=== Begin Enclosure ===

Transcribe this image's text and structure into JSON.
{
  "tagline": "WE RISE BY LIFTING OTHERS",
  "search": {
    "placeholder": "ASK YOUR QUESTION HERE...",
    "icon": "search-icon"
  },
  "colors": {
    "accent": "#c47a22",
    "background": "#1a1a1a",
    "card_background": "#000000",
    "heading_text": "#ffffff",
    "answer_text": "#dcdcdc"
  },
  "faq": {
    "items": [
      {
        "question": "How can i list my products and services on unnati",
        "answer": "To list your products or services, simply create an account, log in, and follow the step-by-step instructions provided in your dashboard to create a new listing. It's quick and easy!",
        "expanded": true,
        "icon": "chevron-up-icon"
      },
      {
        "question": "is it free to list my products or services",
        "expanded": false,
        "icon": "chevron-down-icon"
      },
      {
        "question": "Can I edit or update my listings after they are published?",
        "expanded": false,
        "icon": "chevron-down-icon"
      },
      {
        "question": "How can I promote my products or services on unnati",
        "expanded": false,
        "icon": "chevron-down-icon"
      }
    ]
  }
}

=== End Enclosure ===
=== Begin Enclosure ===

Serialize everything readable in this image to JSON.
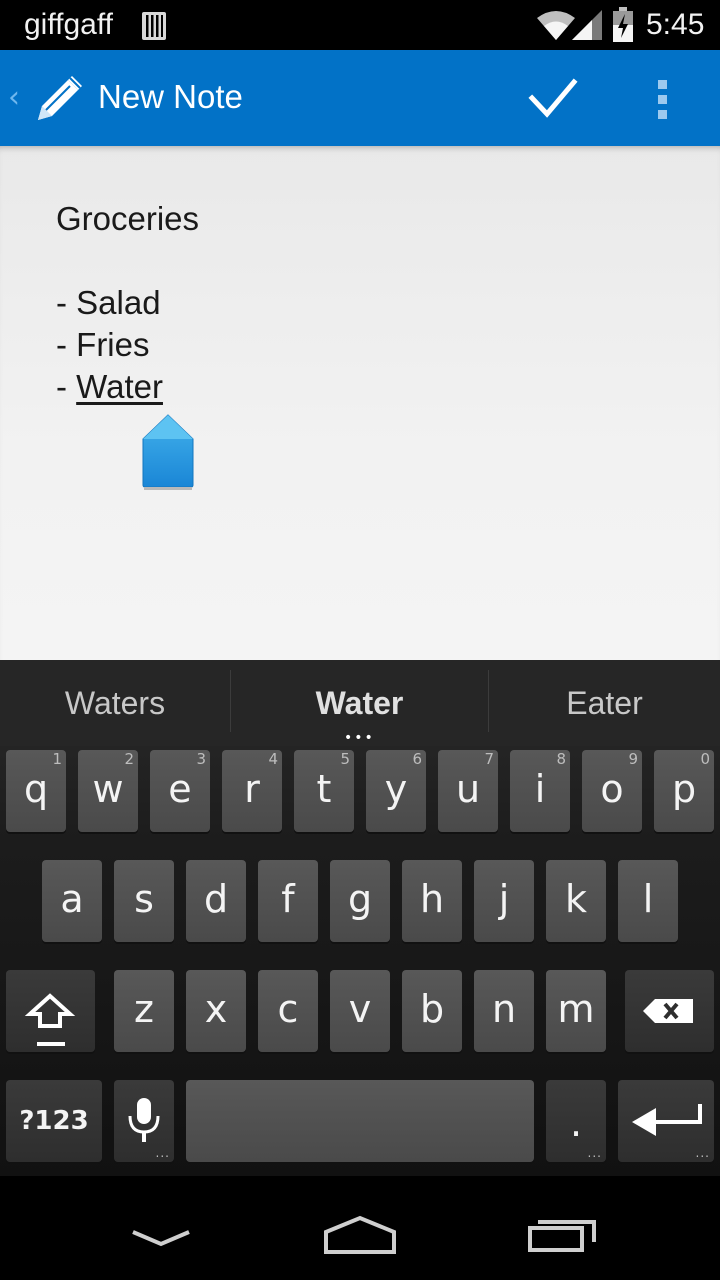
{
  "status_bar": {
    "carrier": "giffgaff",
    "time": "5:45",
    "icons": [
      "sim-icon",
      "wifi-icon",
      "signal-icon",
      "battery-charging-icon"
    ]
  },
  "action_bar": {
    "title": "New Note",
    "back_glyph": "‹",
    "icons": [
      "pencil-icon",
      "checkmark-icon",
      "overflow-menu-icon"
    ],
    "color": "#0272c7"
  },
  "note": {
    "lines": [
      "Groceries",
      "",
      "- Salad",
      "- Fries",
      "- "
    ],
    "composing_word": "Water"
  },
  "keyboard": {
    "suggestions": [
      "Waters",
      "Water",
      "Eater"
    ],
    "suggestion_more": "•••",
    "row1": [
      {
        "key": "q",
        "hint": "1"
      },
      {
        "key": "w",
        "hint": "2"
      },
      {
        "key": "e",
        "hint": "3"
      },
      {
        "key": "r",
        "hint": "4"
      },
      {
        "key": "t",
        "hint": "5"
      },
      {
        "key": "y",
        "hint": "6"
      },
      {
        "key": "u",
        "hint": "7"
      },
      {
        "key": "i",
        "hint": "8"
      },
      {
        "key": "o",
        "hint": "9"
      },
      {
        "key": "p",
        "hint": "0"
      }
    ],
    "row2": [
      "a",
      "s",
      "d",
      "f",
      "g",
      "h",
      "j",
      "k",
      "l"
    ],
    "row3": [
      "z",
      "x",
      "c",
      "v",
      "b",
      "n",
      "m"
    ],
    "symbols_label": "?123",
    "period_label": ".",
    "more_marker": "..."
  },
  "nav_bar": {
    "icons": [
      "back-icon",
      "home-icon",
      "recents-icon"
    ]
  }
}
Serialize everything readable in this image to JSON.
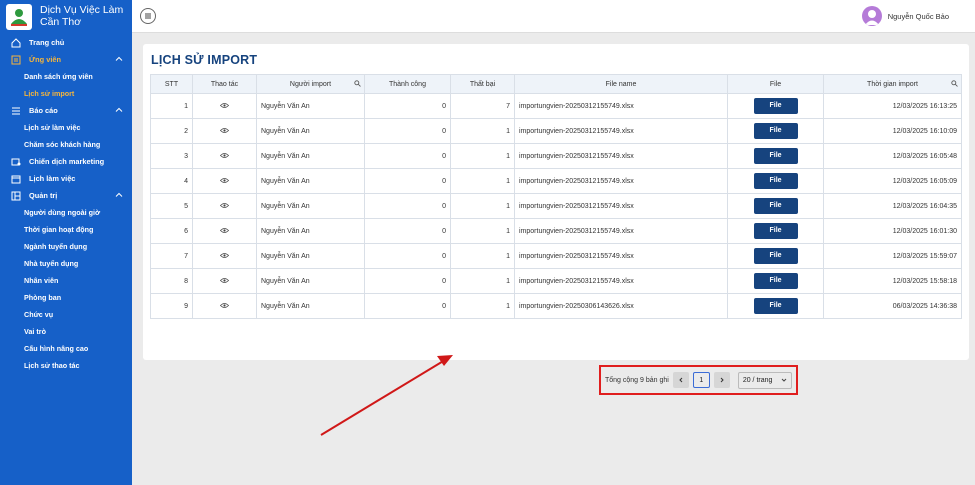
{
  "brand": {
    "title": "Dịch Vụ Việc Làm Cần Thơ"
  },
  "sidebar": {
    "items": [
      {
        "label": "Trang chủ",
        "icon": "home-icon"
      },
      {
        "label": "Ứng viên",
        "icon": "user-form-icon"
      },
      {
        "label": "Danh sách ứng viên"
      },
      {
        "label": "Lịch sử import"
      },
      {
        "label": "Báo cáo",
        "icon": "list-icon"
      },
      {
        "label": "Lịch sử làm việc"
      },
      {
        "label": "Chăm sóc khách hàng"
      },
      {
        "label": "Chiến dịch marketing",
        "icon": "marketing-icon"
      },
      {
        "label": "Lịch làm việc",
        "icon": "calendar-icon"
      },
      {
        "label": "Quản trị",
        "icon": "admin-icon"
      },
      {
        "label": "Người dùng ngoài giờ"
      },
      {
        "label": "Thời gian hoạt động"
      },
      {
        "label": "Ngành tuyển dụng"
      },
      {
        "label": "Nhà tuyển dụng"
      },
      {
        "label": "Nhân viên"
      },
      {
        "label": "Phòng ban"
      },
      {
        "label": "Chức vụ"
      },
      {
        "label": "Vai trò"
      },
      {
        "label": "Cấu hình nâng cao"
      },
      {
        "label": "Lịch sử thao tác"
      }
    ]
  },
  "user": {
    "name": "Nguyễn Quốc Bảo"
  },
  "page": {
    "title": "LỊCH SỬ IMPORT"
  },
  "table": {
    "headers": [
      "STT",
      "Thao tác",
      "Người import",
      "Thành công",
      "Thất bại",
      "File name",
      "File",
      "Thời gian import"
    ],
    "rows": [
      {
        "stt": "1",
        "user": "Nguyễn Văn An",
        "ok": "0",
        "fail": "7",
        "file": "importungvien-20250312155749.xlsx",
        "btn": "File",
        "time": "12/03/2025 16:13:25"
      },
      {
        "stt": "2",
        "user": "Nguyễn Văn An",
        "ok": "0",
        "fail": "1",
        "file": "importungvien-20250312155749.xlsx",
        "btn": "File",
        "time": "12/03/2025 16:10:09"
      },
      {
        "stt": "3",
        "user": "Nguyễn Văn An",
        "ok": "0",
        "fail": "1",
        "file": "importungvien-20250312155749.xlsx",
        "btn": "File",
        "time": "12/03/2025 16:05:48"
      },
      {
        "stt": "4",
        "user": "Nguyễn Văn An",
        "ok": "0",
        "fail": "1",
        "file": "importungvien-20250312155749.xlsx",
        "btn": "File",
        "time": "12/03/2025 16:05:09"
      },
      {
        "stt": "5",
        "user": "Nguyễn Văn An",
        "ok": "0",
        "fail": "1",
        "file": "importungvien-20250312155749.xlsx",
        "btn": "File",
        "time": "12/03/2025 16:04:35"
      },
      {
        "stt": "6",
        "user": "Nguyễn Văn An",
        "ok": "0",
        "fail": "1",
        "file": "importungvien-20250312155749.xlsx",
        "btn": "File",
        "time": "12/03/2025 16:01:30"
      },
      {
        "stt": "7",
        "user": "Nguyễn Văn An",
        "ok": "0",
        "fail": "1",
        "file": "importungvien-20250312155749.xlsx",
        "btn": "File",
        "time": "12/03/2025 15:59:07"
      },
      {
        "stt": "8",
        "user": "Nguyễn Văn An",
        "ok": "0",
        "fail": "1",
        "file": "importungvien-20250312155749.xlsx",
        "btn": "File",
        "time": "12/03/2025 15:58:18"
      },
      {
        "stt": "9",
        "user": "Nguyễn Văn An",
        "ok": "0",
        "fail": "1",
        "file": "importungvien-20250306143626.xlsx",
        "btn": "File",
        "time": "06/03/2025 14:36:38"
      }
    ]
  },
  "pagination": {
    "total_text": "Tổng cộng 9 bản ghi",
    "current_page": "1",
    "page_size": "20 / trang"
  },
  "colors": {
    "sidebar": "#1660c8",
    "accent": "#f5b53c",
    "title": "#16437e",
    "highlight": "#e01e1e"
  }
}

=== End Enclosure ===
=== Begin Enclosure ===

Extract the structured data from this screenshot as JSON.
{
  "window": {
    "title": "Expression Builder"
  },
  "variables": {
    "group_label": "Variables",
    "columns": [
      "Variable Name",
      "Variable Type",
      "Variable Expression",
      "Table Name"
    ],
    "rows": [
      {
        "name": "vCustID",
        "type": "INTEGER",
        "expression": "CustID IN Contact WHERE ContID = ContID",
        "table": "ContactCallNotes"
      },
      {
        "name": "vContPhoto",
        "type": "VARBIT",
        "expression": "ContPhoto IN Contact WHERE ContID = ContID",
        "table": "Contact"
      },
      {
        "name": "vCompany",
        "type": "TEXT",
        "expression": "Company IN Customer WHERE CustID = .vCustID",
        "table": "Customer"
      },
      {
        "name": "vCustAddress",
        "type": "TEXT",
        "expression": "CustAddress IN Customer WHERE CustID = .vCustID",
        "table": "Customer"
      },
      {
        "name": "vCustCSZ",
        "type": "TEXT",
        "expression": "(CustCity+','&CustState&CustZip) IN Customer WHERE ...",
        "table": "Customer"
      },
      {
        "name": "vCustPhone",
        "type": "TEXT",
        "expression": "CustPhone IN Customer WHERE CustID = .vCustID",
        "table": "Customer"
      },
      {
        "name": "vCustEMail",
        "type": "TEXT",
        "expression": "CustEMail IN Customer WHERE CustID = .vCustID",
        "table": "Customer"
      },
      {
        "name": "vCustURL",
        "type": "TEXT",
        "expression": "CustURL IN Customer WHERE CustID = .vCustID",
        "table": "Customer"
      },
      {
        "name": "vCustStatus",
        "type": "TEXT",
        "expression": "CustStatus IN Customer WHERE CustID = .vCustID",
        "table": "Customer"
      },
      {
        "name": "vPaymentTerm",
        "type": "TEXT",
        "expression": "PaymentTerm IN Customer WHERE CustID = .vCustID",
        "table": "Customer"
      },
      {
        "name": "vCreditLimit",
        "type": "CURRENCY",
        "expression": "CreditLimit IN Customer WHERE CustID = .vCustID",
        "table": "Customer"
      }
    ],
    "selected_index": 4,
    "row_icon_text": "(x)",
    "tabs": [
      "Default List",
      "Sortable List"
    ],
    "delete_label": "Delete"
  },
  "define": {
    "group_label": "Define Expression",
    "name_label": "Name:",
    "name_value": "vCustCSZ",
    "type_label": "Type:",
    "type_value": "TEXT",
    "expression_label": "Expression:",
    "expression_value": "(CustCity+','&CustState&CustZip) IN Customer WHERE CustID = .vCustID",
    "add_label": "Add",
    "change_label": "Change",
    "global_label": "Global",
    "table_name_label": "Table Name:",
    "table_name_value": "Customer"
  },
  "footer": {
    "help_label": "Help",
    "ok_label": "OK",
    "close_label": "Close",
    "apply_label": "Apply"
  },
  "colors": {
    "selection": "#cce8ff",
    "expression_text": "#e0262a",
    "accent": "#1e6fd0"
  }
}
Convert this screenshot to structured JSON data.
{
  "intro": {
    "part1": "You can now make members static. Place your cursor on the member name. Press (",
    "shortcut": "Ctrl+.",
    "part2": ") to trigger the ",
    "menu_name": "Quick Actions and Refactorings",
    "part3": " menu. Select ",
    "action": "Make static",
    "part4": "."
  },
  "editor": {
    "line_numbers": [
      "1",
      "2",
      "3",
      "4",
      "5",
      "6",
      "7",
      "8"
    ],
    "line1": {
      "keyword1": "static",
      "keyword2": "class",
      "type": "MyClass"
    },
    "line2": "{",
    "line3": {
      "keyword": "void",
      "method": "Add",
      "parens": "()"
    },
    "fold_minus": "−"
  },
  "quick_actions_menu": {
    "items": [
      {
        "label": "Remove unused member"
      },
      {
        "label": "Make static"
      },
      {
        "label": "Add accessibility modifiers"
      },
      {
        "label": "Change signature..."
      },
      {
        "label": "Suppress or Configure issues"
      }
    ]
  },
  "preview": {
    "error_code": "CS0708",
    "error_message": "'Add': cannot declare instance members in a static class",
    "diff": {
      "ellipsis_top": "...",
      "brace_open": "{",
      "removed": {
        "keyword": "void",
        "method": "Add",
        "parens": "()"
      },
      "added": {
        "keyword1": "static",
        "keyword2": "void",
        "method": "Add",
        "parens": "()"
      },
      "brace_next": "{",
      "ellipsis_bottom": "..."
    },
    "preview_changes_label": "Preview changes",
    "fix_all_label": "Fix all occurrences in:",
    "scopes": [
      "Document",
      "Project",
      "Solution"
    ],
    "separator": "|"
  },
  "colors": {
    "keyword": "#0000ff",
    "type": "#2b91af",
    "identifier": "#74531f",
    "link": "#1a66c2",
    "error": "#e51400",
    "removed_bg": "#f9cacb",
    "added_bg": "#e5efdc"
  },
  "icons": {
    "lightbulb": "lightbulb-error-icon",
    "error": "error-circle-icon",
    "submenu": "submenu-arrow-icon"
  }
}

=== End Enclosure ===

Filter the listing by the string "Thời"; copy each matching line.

        "label": "Thời gian hoạt động"
      "Thời gian import"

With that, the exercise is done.